Crook and Jefferson counties have declared pre-emptive state of emergencies to deal with a “foreseeable lack of adequate resources” in health care, education and public safety because of Oregon’s COVID vaccine mandate.
Teachers, health care workers, and many first responders are required to be vaccinated by October 18th.
Those who fail to show proof of vaccination face termination.
In its declaration, Jefferson County commissioners Kelly Simmelink, Wayne Fording and Mae Huston said the mandate has forced many employees to leave their jobs instead of getting the vaccine.
“The Board of Commissioners requests that the State of Oregon immediately withdraw its vaccine mandates to prevent further exhaustion and departure of providers of core public services,” the declaration reads.
“It basically says, hey we are open to state and federal assistance and I think that is a key step,” Simmelink said. “I am looking around right now, and there are five committed counties that have done this already today or within the last few days and a whole lot more to come. In rural Oregon we have to get to the point where we can have these discussions with the governor so she can see what is happening. I think she means well, but the unintended consequences in a rural community… it’s magnified here, it really is. I am not overselling that in any shape or form.”

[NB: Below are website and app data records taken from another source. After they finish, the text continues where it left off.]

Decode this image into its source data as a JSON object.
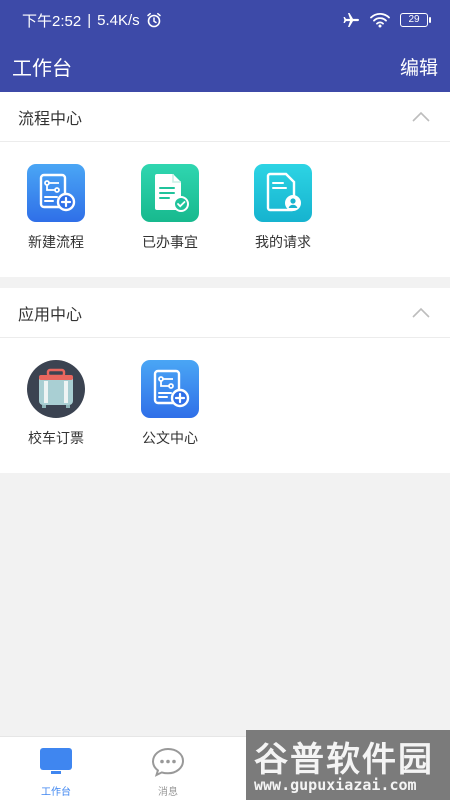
{
  "status_bar": {
    "time": "下午2:52",
    "separator": "|",
    "speed": "5.4K/s",
    "battery": "29"
  },
  "header": {
    "title": "工作台",
    "edit_label": "编辑"
  },
  "sections": [
    {
      "title": "流程中心",
      "items": [
        {
          "label": "新建流程",
          "icon": "new-process-icon"
        },
        {
          "label": "已办事宜",
          "icon": "done-tasks-icon"
        },
        {
          "label": "我的请求",
          "icon": "my-requests-icon"
        }
      ]
    },
    {
      "title": "应用中心",
      "items": [
        {
          "label": "校车订票",
          "icon": "school-bus-ticket-icon"
        },
        {
          "label": "公文中心",
          "icon": "official-documents-icon"
        }
      ]
    }
  ],
  "bottom_nav": {
    "items": [
      {
        "label": "工作台",
        "icon": "monitor-icon",
        "active": true
      },
      {
        "label": "消息",
        "icon": "chat-bubble-icon",
        "active": false
      }
    ]
  },
  "watermark": {
    "title": "谷普软件园",
    "url": "www.gupuxiazai.com"
  },
  "colors": {
    "brand": "#3d4aa8",
    "nav_active": "#3f86f0",
    "nav_inactive": "#999999"
  }
}
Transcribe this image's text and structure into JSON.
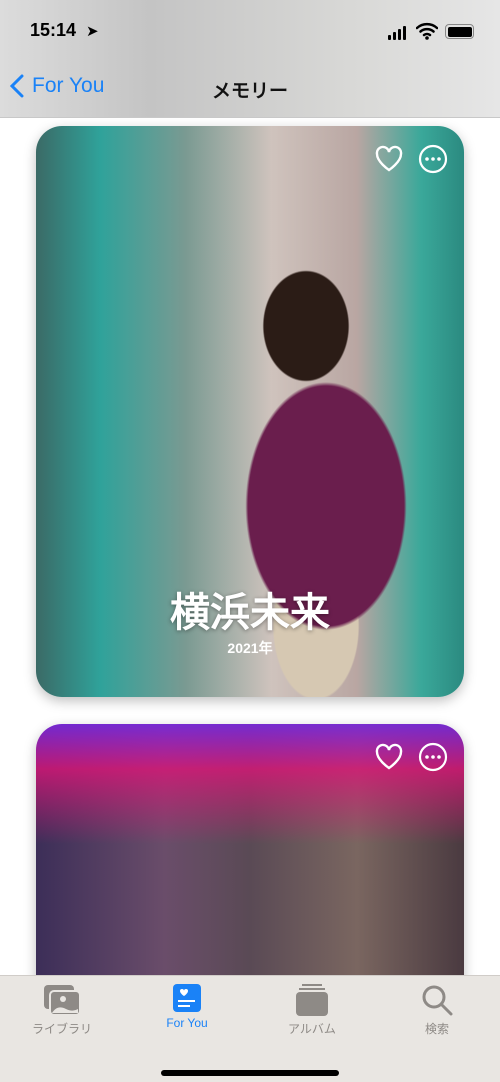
{
  "status": {
    "time": "15:14"
  },
  "nav": {
    "back_label": "For You",
    "title": "メモリー"
  },
  "memories": [
    {
      "title": "横浜未来",
      "year": "2021年"
    },
    {
      "title": "",
      "year": ""
    }
  ],
  "tabs": [
    {
      "label": "ライブラリ",
      "icon": "photo-library-icon"
    },
    {
      "label": "For You",
      "icon": "for-you-icon",
      "active": true
    },
    {
      "label": "アルバム",
      "icon": "album-stack-icon"
    },
    {
      "label": "検索",
      "icon": "search-icon"
    }
  ],
  "colors": {
    "accent": "#1a82f7"
  }
}
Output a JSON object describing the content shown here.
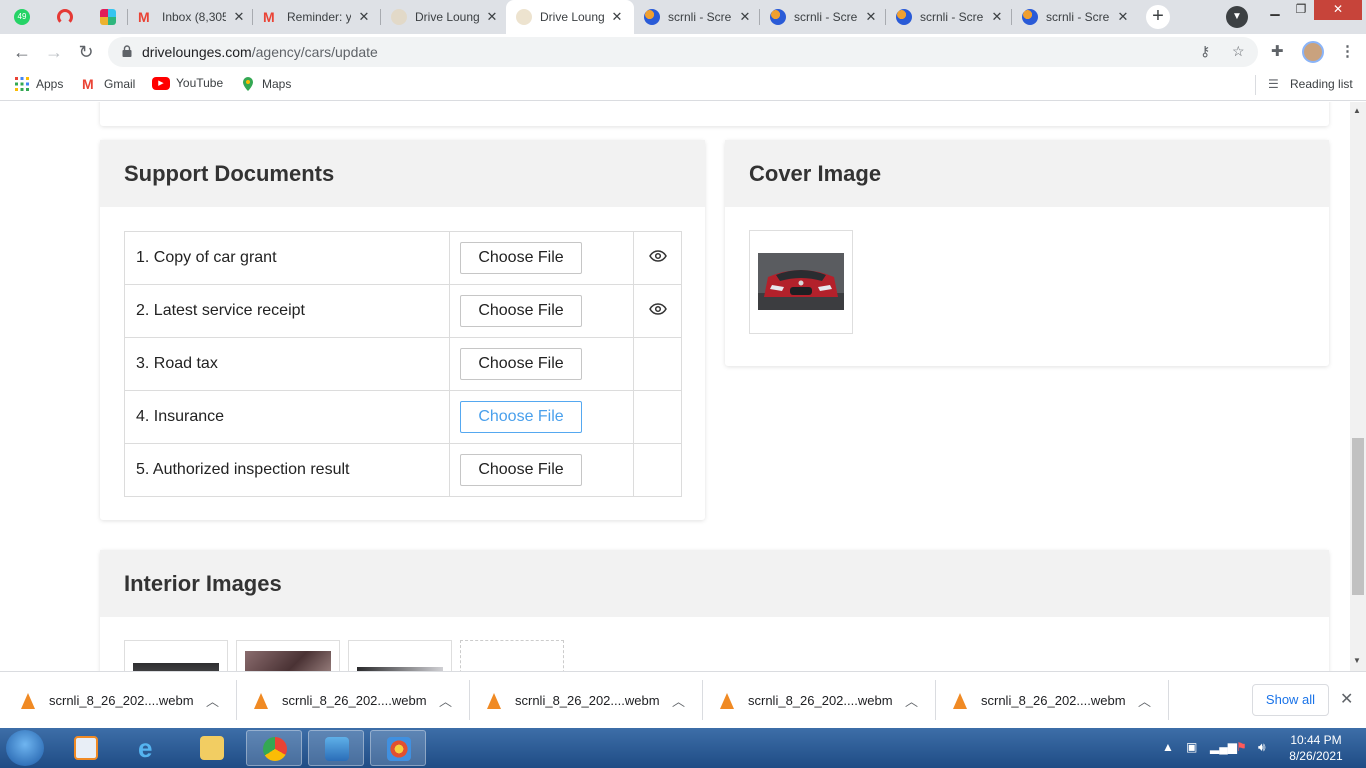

Hospitals, school districts and other agencies across the state have warned their communities about mass resignations over the requirement.
“In our jail system alone 40% of our sheriff’s deputies are vaccinated,” Simmelink said. “So, that is not going to cut it come Oct. 18.”
But nobody can say for certain what the impact will be because the deadline is still several weeks away and those agencies aren’t releasing any personnel information.
Jefferson County School District Spokesman Joseph Prechtl said the district was “concerned about the impact the vaccine mandate will have on our workforce that serves our students and families.”
Prechtl said there has been some communication between commissioners and district staff regarding the vaccine mandate.
“We shared that we anticipate it having an impact on our staffing levels,” he said.
But he could not say how many staff members have resigned or planned to resign based on the mandate.
Commissioners acknowledged in the declaration that COVID has exhausted health care employees, first responders, and teachers and filled regional hospitals with patients.
St. Charles on Wednesday reported it had 88 COVID patients; 76 of them aren’t fully vaccinated.
In the ICU, 14 of the 15 patients are not fully vaccinated.
The Oregon Health Authority and federal health officials have stressed that vaccinations are the fastest way to help slow the current surge of COVID cases.
But the Jefferson County declaration says mandating the vaccine for teachers, health care workers and first responders “will have a detrimental impact.”
But Jefferson County believes mandating the vaccine for those groups “will have a detrimental impact” on the delivery of services.
According to the OHA, 61% of the eligible population of Jefferson County is vaccinated.
There have been just over 3,000 COVID cases in Jefferson County and 46 people have died.
“This is going to be devastating to not only people’s public safety, but to our economy and just the reason we live in Oregon in the first place,” Simmelink concluded.
You can read the full declaration below:Xerox Scan_09152021083401